/The Mother Road
/Birth of Violence
Was I alone in being slightly disappointed with Hiss Spun compared to her previous albums? There just didn’t feel, after a good few listens, to be the drama and power that there had been before. So perhaps her return to an acoustic album – something Wolfe has done before – might rekindle my love for her work.
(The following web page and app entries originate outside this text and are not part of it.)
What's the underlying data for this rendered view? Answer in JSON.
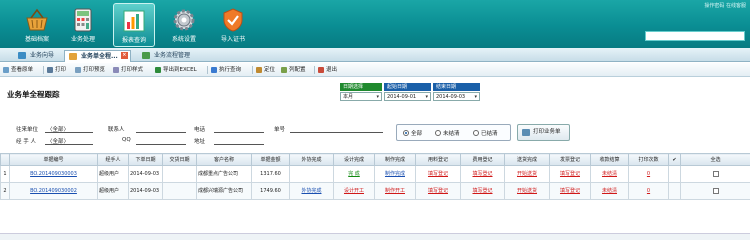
{
  "header": {
    "top_links": "操作密码  在线客服",
    "nav": [
      {
        "label": "基础档案",
        "icon": "basket-icon"
      },
      {
        "label": "业务处理",
        "icon": "calculator-icon"
      },
      {
        "label": "报表查询",
        "icon": "bar-chart-icon"
      },
      {
        "label": "系统设置",
        "icon": "gear-icon"
      },
      {
        "label": "导入证书",
        "icon": "shield-check-icon"
      }
    ],
    "active_nav": "报表查询"
  },
  "tabs": [
    {
      "label": "业务向导",
      "selected": false
    },
    {
      "label": "业务单全程...",
      "selected": true
    },
    {
      "label": "业务流程管理",
      "selected": false
    }
  ],
  "toolbar": [
    "查看原单",
    "打印",
    "打印预览",
    "打印样式",
    "导出到EXCEL",
    "执行查询",
    "定位",
    "列配置",
    "退出"
  ],
  "page": {
    "title": "业务单全程跟踪",
    "date_select_label": "日期选择",
    "date_select_value": "本月",
    "start_label": "起始日期",
    "start_value": "2014-09-01",
    "end_label": "结束日期",
    "end_value": "2014-09-03"
  },
  "filters": {
    "customer_label": "往来单位",
    "customer_value": "〈全部〉",
    "handler_label": "经 手 人",
    "handler_value": "〈全部〉",
    "contact_label": "联系人",
    "qq_label": "QQ",
    "phone_label": "电话",
    "address_label": "地址",
    "number_label": "单号",
    "radio_all": "全部",
    "radio_unsettled": "未结清",
    "radio_settled": "已结清",
    "print_button": "打印业务单"
  },
  "grid": {
    "columns": [
      "",
      "单据编号",
      "经手人",
      "下单日期",
      "交货日期",
      "客户名称",
      "单据金额",
      "外协完成",
      "设计完成",
      "制作完成",
      "用料登记",
      "费用登记",
      "送货完成",
      "发票登记",
      "收款结算",
      "打印次数",
      "✔",
      "全选"
    ],
    "rows": [
      {
        "idx": "1",
        "no": "BO.201409030003",
        "handler": "超级用户",
        "order_date": "2014-09-03",
        "delivery": "",
        "customer": "成都重点广告公司",
        "amount": "1317.60",
        "outsource": "",
        "design": "完 成",
        "make": "制作完成",
        "material": "填写登记",
        "cost": "填写登记",
        "deliver": "开始送货",
        "invoice": "填写登记",
        "payment": "未结清",
        "prints": "0"
      },
      {
        "idx": "2",
        "no": "BO.201409030002",
        "handler": "超级用户",
        "order_date": "2014-09-03",
        "delivery": "",
        "customer": "成都兴瑞源广告公司",
        "amount": "1749.60",
        "outsource": "外协完成",
        "design": "设计开工",
        "make": "制作开工",
        "material": "填写登记",
        "cost": "填写登记",
        "deliver": "开始送货",
        "invoice": "填写登记",
        "payment": "未结清",
        "prints": "0"
      }
    ]
  },
  "colors": {
    "banner": "#0a8d93",
    "date_head_green": "#1f8a2e",
    "date_head_blue": "#1a5fa8",
    "link_red": "#d01818",
    "link_blue": "#1a4fb0"
  }
}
And so it proves, as the sound is stripped away to brooding, acoustic instrumentation that allows her rich, powerful voice to do the work and reveal a dramatic, elegant song, that blooms into an impressive, expansive climax that once again reminds that Wolfe’s exquisite songcraft is what carries her best songs, not gloom and doom (although that often helps).
I remember being captivated by this Icelandic band’s first album, as I was played it by my tour guide when on the island in 2012, and I listened to that debut to death. The second album was something of a disappointment to me, lacking some of the magic and the energy, and it has sadly been on my shelf for a while, unlistened – but in hindsight, though, maybe it was just the wrong time for me. I wasn’t in the positive frame of mind in 2015 in the slightest, and not a lot really stuck then.. Judging on the first song from their long-awaited third album, though, like me, they are bouncing back. The glorious melodic heart remains, but the music sounds so much tougher – like the titular animal, this is a snappy track, with a hulking, heavy base that drives the song forward and carries a stellar vocal performance from Nanna Bryndís Hilmarsdóttir.